Last week I wrote about discovering that Joey had difficulty counting small sets of objects or pictures. Although he can sequence numbers and identify numerals, he seemed to be getting hung up on the act of counting. I was stumped for a bit. Joey’s unique profile makes it difficult for him to touch items in order to count them, and it is unclear what he actually sees in his visual field. We have no idea if he is seeing double, or if he has difficulty tracking items in front of him. How do you learn to count when you may count the same item repeatedly because you can’t see the items clearly?
In my DIR/Floortime coursework with the International Council for Developmental Learning, I frequently hear the phrase “go slow to go fast” or “go slow to go up”. I decided this is exactly what Joey needed with counting. I knew he was capable of the concept, but I was not sure he truly understood the concept because of his physical limitations. Something in his basic number sense seemed to be off.
So we counted small sets of items. Joey would get mad and frustrated with me, and I’d try to make it fun, but also to keep pushing. I knew Joey could count. Slow and steady.
Today, when I brought out the picture cards to count he began to fuss. He was clearly frustrated and didn’t want to waste his time with something he couldn’t quite grasp. “Read” he said on his device, and looked frantically towards the bins that contain our books and other, non-counting activities. “Soon” I replied, “But first, we’ll count.”
Slow and steady. Modeling counting sets of items. Guiding his hand to touch each item. Giving him an opportunity to count in his head while I pointed to the items. Then giving him a chance to count by himself. Slow. Steady. Numbers 1-5.
Today we used cars with fire engines on them, and I made the noise of the fire engine each time a fire engine came along to join the group. “Honk! Honk! Wheeerrrrllll Wheeerrllll!” I’d say, and bring another fire engine picture to the line of cards. “Now how many are there? Count those fire engines!”

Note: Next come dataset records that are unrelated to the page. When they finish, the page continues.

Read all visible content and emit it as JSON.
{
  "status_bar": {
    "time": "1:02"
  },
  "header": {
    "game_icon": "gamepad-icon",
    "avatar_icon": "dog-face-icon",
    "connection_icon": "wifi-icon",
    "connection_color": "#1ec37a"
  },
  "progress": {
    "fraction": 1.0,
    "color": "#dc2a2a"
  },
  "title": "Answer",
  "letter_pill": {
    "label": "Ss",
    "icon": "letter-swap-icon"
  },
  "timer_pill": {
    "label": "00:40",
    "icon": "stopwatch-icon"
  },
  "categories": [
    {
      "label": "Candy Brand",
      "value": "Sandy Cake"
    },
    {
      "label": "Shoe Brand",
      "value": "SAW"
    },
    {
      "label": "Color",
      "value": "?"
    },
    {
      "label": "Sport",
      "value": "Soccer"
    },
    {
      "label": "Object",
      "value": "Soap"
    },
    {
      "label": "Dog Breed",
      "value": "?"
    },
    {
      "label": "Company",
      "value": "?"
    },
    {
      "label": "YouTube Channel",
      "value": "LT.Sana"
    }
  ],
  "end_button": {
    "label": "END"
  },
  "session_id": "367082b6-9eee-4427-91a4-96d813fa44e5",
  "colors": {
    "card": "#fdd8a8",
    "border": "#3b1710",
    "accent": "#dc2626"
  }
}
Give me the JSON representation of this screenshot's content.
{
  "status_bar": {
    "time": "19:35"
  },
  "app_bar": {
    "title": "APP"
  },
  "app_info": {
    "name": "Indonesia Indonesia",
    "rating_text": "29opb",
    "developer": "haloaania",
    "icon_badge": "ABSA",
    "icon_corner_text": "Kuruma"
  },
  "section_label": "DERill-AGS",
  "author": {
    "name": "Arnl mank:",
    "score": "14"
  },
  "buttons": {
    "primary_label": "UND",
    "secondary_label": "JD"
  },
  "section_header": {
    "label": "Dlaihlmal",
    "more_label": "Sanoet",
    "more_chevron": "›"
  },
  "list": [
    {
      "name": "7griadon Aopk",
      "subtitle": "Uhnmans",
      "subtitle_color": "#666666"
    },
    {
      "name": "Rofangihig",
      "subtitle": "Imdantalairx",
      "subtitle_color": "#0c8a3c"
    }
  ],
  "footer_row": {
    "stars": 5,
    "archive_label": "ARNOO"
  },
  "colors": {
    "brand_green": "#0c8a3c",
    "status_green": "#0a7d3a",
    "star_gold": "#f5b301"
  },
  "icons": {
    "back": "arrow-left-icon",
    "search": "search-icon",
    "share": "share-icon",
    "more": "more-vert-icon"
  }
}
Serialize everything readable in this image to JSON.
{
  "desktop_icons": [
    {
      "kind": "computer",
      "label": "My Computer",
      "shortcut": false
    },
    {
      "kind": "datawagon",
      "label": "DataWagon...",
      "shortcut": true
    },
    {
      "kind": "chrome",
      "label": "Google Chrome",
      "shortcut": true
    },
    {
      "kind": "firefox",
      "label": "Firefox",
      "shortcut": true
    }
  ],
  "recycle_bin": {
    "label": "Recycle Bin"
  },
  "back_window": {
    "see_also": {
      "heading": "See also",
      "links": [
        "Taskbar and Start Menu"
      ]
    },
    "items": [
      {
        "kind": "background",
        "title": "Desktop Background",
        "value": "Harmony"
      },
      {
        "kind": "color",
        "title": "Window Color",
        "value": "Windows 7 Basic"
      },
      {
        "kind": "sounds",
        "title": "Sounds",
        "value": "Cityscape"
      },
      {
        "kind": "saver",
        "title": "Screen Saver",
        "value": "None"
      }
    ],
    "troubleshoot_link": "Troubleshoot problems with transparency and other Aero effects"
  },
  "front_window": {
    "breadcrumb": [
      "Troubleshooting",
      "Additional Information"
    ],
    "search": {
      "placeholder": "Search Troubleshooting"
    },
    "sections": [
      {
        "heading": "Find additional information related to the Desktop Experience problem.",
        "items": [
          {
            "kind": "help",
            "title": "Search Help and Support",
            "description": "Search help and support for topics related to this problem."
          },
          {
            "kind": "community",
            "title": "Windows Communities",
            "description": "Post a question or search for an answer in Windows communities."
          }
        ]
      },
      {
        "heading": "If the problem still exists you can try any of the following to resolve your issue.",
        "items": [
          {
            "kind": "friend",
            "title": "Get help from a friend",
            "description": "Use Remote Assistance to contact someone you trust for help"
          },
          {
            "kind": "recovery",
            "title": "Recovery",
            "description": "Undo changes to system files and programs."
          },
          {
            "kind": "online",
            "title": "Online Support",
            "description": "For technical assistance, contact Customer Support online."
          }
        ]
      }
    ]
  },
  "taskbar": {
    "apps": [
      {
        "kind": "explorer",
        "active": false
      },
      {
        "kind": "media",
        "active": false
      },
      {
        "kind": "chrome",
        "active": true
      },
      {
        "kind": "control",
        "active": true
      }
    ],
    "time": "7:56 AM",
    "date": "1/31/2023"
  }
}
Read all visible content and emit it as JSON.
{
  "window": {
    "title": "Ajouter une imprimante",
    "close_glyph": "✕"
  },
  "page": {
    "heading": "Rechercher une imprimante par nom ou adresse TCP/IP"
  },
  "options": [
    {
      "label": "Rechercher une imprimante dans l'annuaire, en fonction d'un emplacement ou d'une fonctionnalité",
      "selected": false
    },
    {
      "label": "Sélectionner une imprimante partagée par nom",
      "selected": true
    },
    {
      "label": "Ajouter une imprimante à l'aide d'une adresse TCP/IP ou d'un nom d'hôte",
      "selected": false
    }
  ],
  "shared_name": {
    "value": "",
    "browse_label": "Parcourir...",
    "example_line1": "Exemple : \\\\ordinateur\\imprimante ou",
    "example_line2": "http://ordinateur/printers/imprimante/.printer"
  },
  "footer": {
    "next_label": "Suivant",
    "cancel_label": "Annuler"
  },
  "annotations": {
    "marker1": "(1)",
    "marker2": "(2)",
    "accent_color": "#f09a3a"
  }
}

At one point during this work Joey went from frustration to laughter. True Joey laughter. The kind he makes when he tells a math joke. It was as though suddenly he understood counting. After he began to laugh he was correct in counting amounts every. single. time.
I took fire engines away and had him count the new amount. I added fire engines. I added a bus and asked him to count the total amount. He giggled, laughed, and tilted his head back with giggles. Then he reached for one of the number card choices I was holding and grabbed it from my hand. Yup. He was right. Five vehicles now.
Was he playing me all this time and just now decided to let me in on the joke? I wouldn’t necessarily put it past him… but at the same time, it didn’t feel like that in the moment. It felt like I was asking him to do something he didn’t understand. He’s not used to getting answers incorrect when he works with me, and what I saw over the last month, after I discovered he was having difficulty counting, was true frustration.
Today, after all that practice, slowly counting sets of objects and matching them to the numerals he knew so well – today did it just click? Was it the noises I made? The silliness of the game of adding fire trucks to his tray? I’m not sure we’ll ever know. What I do know is that Joey laughed his head off today while counting, and was able to count despite his laughter. The laughter of a kid who never gives up.